▶ **Directions for this task**: All of the data that follows is to be written out exactly, with images excluded.

▶ **Input data**:
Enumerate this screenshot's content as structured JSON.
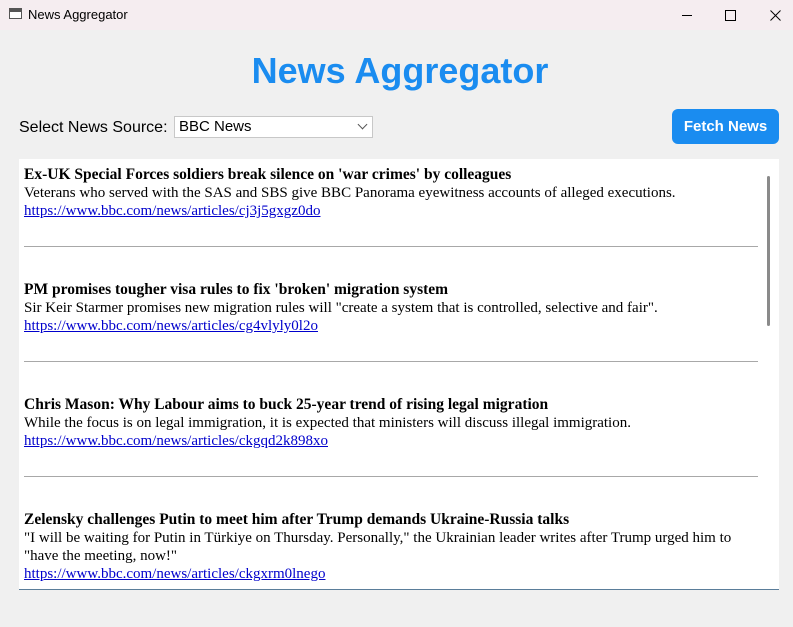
{
  "window": {
    "title": "News Aggregator"
  },
  "header": {
    "title": "News Aggregator"
  },
  "controls": {
    "source_label": "Select News Source:",
    "source_selected": "BBC News",
    "fetch_label": "Fetch News"
  },
  "colors": {
    "accent": "#1a8cf0",
    "link": "#0000cc"
  },
  "articles": [
    {
      "title": "Ex-UK Special Forces soldiers break silence on 'war crimes' by colleagues",
      "description": "Veterans who served with the SAS and SBS give BBC Panorama eyewitness accounts of alleged executions.",
      "url": "https://www.bbc.com/news/articles/cj3j5gxgz0do"
    },
    {
      "title": "PM promises tougher visa rules to fix 'broken' migration system",
      "description": "Sir Keir Starmer promises new migration rules will \"create a system that is controlled, selective and fair\".",
      "url": "https://www.bbc.com/news/articles/cg4vlyly0l2o"
    },
    {
      "title": "Chris Mason: Why Labour aims to buck 25-year trend of rising legal migration",
      "description": "While the focus is on legal immigration, it is expected that ministers will discuss illegal immigration.",
      "url": "https://www.bbc.com/news/articles/ckgqd2k898xo"
    },
    {
      "title": "Zelensky challenges Putin to meet him after Trump demands Ukraine-Russia talks",
      "description": "\"I will be waiting for Putin in Türkiye on Thursday. Personally,\" the Ukrainian leader writes after Trump urged him to \"have the meeting, now!\"",
      "url": "https://www.bbc.com/news/articles/ckgxrm0lnego"
    }
  ]
}
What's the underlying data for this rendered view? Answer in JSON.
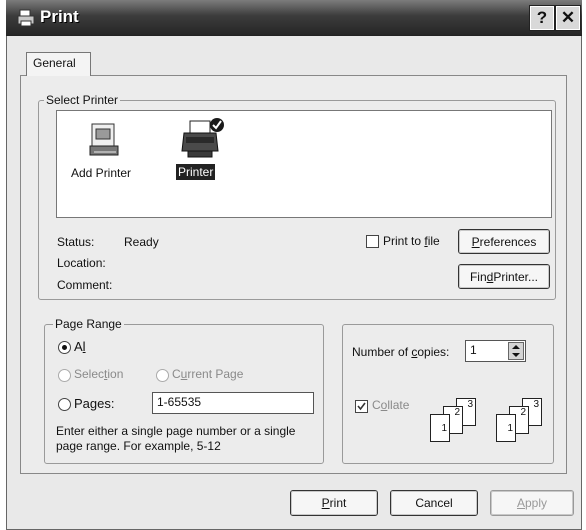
{
  "window": {
    "title": "Print",
    "help_button": "?",
    "close_button": "✕"
  },
  "tabs": [
    {
      "label": "General"
    }
  ],
  "select_printer": {
    "label": "Select Printer",
    "printers": [
      {
        "name": "Add Printer",
        "icon": "add-printer-icon"
      },
      {
        "name": "Printer",
        "icon": "printer-icon",
        "selected": true
      }
    ],
    "status_label": "Status:",
    "status_value": "Ready",
    "location_label": "Location:",
    "comment_label": "Comment:",
    "print_to_file": {
      "label_pre": "Print to ",
      "label_u": "f",
      "label_post": "ile",
      "checked": false
    },
    "preferences_button": {
      "u": "P",
      "rest": "references"
    },
    "find_printer_button": {
      "pre": "Fin",
      "u": "d",
      "post": " Printer..."
    }
  },
  "page_range": {
    "label": "Page Range",
    "all": {
      "u": "l",
      "pre": "A",
      "post": "",
      "selected": true
    },
    "selection": {
      "pre": "Selec",
      "u": "t",
      "post": "ion"
    },
    "current_page": {
      "pre": "C",
      "u": "u",
      "post": "rrent Page"
    },
    "pages": {
      "label": "Pages:",
      "value": "1-65535"
    },
    "hint_line1": "Enter either a single page number or a single",
    "hint_line2": "page range.  For example, 5-12"
  },
  "copies": {
    "number_pre": "Number of ",
    "number_u": "c",
    "number_post": "opies:",
    "value": "1",
    "collate": {
      "pre": "C",
      "u": "o",
      "post": "llate",
      "checked": true
    },
    "collate_pages": [
      "1",
      "2",
      "3"
    ]
  },
  "footer": {
    "print_button": {
      "u": "P",
      "rest": "rint"
    },
    "cancel_button": "Cancel",
    "apply_button": {
      "u": "A",
      "rest": "pply"
    }
  }
}
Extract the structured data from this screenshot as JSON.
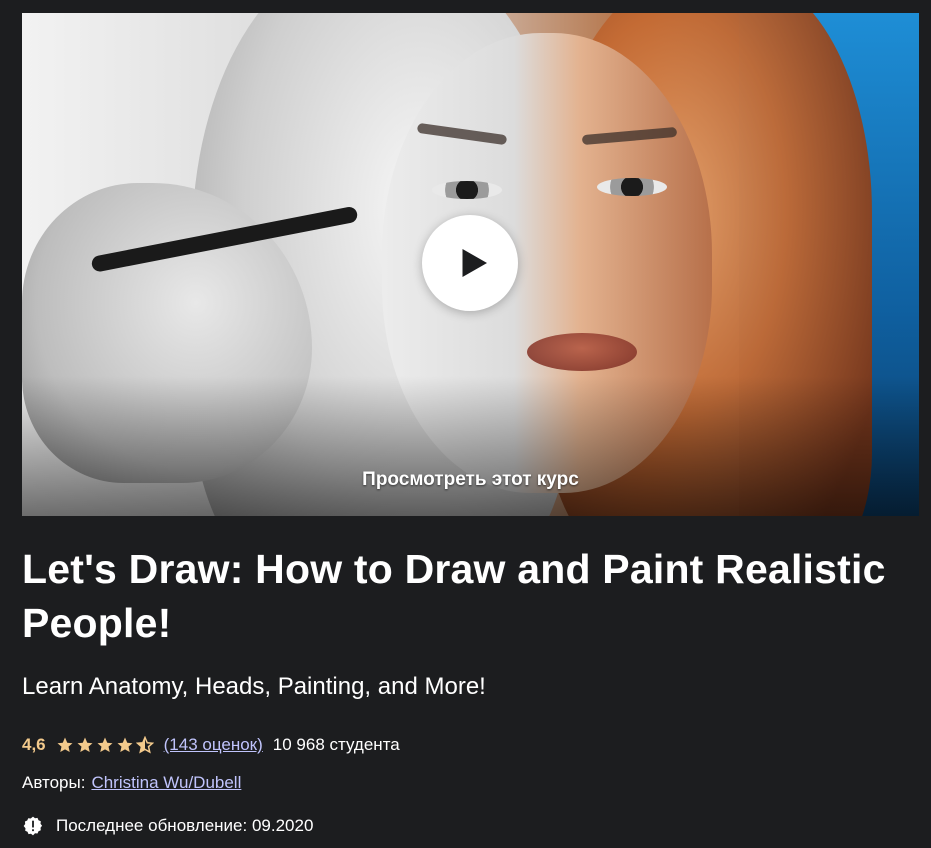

▶ **Your solution**:
Enumerate this screenshot's content as structured JSON.
{
  "window": {
    "title": "News Aggregator"
  },
  "header": {
    "title": "News Aggregator"
  },
  "controls": {
    "source_label": "Select News Source:",
    "source_selected": "BBC News",
    "fetch_label": "Fetch News"
  },
  "colors": {
    "accent": "#1a8cf0",
    "link": "#0000cc"
  },
  "articles": [
    {
      "title": "Ex-UK Special Forces soldiers break silence on 'war crimes' by colleagues",
      "description": "Veterans who served with the SAS and SBS give BBC Panorama eyewitness accounts of alleged executions.",
      "url": "https://www.bbc.com/news/articles/cj3j5gxgz0do"
    },
    {
      "title": "PM promises tougher visa rules to fix 'broken' migration system",
      "description": "Sir Keir Starmer promises new migration rules will \"create a system that is controlled, selective and fair\".",
      "url": "https://www.bbc.com/news/articles/cg4vlyly0l2o"
    },
    {
      "title": "Chris Mason: Why Labour aims to buck 25-year trend of rising legal migration",
      "description": "While the focus is on legal immigration, it is expected that ministers will discuss illegal immigration.",
      "url": "https://www.bbc.com/news/articles/ckgqd2k898xo"
    },
    {
      "title": "Zelensky challenges Putin to meet him after Trump demands Ukraine-Russia talks",
      "description": "\"I will be waiting for Putin in Türkiye on Thursday. Personally,\" the Ukrainian leader writes after Trump urged him to \"have the meeting, now!\"",
      "url": "https://www.bbc.com/news/articles/ckgxrm0lnego"
    }
  ]
}
What's the underlying data for this rendered view? Answer in JSON.
{
  "window": {
    "title": "Print",
    "help_button": "?",
    "close_button": "✕"
  },
  "tabs": [
    {
      "label": "General"
    }
  ],
  "select_printer": {
    "label": "Select Printer",
    "printers": [
      {
        "name": "Add Printer",
        "icon": "add-printer-icon"
      },
      {
        "name": "Printer",
        "icon": "printer-icon",
        "selected": true
      }
    ],
    "status_label": "Status:",
    "status_value": "Ready",
    "location_label": "Location:",
    "comment_label": "Comment:",
    "print_to_file": {
      "label_pre": "Print to ",
      "label_u": "f",
      "label_post": "ile",
      "checked": false
    },
    "preferences_button": {
      "u": "P",
      "rest": "references"
    },
    "find_printer_button": {
      "pre": "Fin",
      "u": "d",
      "post": " Printer..."
    }
  },
  "page_range": {
    "label": "Page Range",
    "all": {
      "u": "l",
      "pre": "A",
      "post": "",
      "selected": true
    },
    "selection": {
      "pre": "Selec",
      "u": "t",
      "post": "ion"
    },
    "current_page": {
      "pre": "C",
      "u": "u",
      "post": "rrent Page"
    },
    "pages": {
      "label": "Pages:",
      "value": "1-65535"
    },
    "hint_line1": "Enter either a single page number or a single",
    "hint_line2": "page range.  For example, 5-12"
  },
  "copies": {
    "number_pre": "Number of ",
    "number_u": "c",
    "number_post": "opies:",
    "value": "1",
    "collate": {
      "pre": "C",
      "u": "o",
      "post": "llate",
      "checked": true
    },
    "collate_pages": [
      "1",
      "2",
      "3"
    ]
  },
  "footer": {
    "print_button": {
      "u": "P",
      "rest": "rint"
    },
    "cancel_button": "Cancel",
    "apply_button": {
      "u": "A",
      "rest": "pply"
    }
  }
}
Extract the structured data from this screenshot as JSON.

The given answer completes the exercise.